In fact, it’s surprising that more people don’t take the U.S. up on its offer. Consider the changing shape of the world’s economic geography: We’ve got American companies with lots of cash that are reluctant to invest at home because they see better prospects abroad. Thanks to that same dynamic, millionaires are being minted by the millions in China, India, and Brazil, and elsewhere.
Unfortunately, the EB5 program has never come close to maxing out. According to U.S. Citizenship and Immigration Services, in 2009, just 1,028 people applied for EB5 status and 966 were approved, up from 776 applications and 485 approvals in fiscal 2007. Applications and approvals rose sharply in fiscal 2010, to 1,727 and 1,271, respectively.
I’m guessing the lackluster numbers can be chalked up to a failure of marketing rather than the limited attraction of the underlying product, or of its expense. In fact, the investment-related green card should probably be priced higher. Here’s a thought experiment: Ask how much you’d have to be paid to give up American citizenship for you and your family and assume that of a randomly chosen foreign country. Something tells me the bidding would start at a point much higher than $500,000.
Are You Living the American Dream? Almost Half of You Say No
Despite the “official” end of the recession more than a year ago, life remains drab for a large portion of the population: Nearly half of the people in the U.S. aren’t living what they would call the “American Dream,” according to a new survey out this week.
StrategyOne, part of the Daniel J. Edelman public relations firm, surveyed 1,008 Americans and found 48% of those polled answered “no” when asked: “Are you living the American Dream today?”
In households earning between $40,000 and $50,000 a year, just 41% answered the question affirmatively. However, for higher earning households — those at or above $75,000 annually — 71% of respondents said they were living the American Dream. That supports the notion that money might not be everything, but it helps.
The survey also suggests a lack of faith in the possibility of upward mobility: Of the 48% who said they aren’t living the American Dream, more than half said they didn’t think they ever would.
Defining the American Dream, of course, is going to vary from person to person. Though stereotypically we might think of the suburban house, the picket fence, a family, a dog and the sensible cars, that might be a long way from your own goals and reality. With that said, the results do bolster the argument that from an economic standpoint, the nation’s residents are decidedly mixed in their views, regardless of what the academics contend.
Not surprisingly, an official unemployment rate near 10% — and worse by broader measures — and the collapse in home prices have created considerable uncertainty.
Still, pockets of hope were found.
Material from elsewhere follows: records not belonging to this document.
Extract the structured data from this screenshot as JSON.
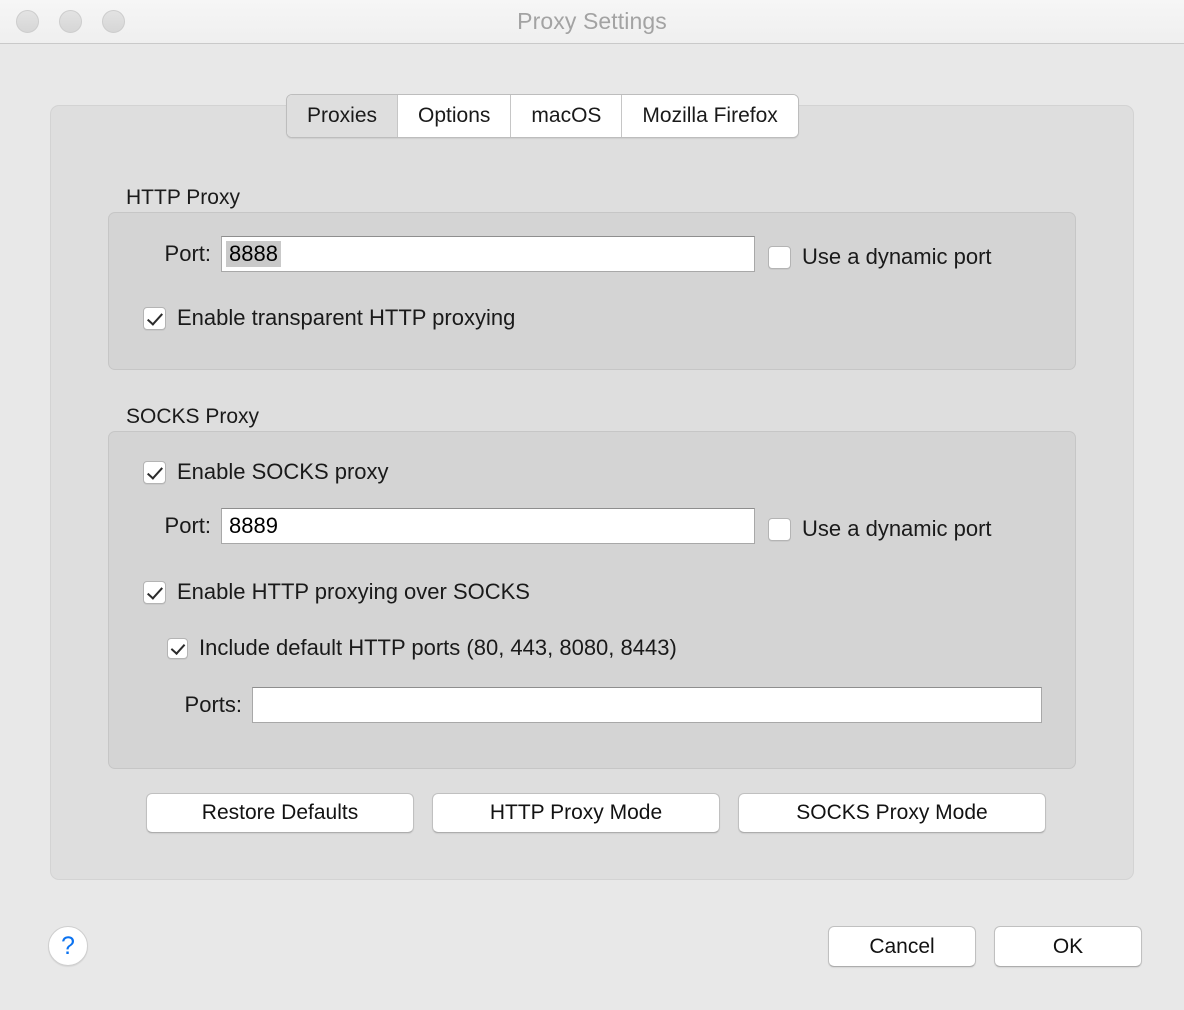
{
  "window": {
    "title": "Proxy Settings",
    "traffic_lights": [
      "close",
      "minimize",
      "zoom"
    ]
  },
  "tabs": [
    {
      "label": "Proxies",
      "selected": true
    },
    {
      "label": "Options",
      "selected": false
    },
    {
      "label": "macOS",
      "selected": false
    },
    {
      "label": "Mozilla Firefox",
      "selected": false
    }
  ],
  "http_proxy": {
    "group_label": "HTTP Proxy",
    "port_label": "Port:",
    "port_value": "8888",
    "port_value_selected": true,
    "dynamic_port_label": "Use a dynamic port",
    "dynamic_port_checked": false,
    "transparent_label": "Enable transparent HTTP proxying",
    "transparent_checked": true
  },
  "socks_proxy": {
    "group_label": "SOCKS Proxy",
    "enable_label": "Enable SOCKS proxy",
    "enable_checked": true,
    "port_label": "Port:",
    "port_value": "8889",
    "dynamic_port_label": "Use a dynamic port",
    "dynamic_port_checked": false,
    "http_over_socks_label": "Enable HTTP proxying over SOCKS",
    "http_over_socks_checked": true,
    "default_ports_label": "Include default HTTP ports (80, 443, 8080, 8443)",
    "default_ports_checked": true,
    "ports_label": "Ports:",
    "ports_value": "",
    "ports_placeholder": ""
  },
  "mode_buttons": {
    "restore_defaults": "Restore Defaults",
    "http_proxy_mode": "HTTP Proxy Mode",
    "socks_proxy_mode": "SOCKS Proxy Mode"
  },
  "footer": {
    "help_glyph": "?",
    "cancel": "Cancel",
    "ok": "OK"
  },
  "colors": {
    "window_bg": "#e8e8e8",
    "titlebar_bg": "#f4f4f4",
    "panel_bg": "#dedede",
    "group_bg": "#d4d4d4",
    "title_text": "#a3a3a3",
    "help_blue": "#0a72f0",
    "selection_gray": "#c9c9c9"
  }
}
“In spite of widespread doubts about whether individuals have achieved or will achieve the American Dream, 74% believe that the ideal of reaching the American Dream and being able to ‘make it’ in America is largely true and possible, as opposed to being just a myth. Sixty-eight percent of those in households earning less than $25,000 a year also share this belief,” according to StrategyOne.
The survey found that 81% of respondents strongly or somewhat (most were in this camp) “believe that if you work hard and play by the rules” a middle-class life in the U.S. is attainable; 74% said success is more a function of hard work rather than good fortune.
So what’s the takeaway? The American Dream isn’t dead yet, but it’s struggling to maintain relevance for many of us. Maybe we just need to rethink it, and we’ll find it’s still very much alive, only in a different form. Let us know what you think.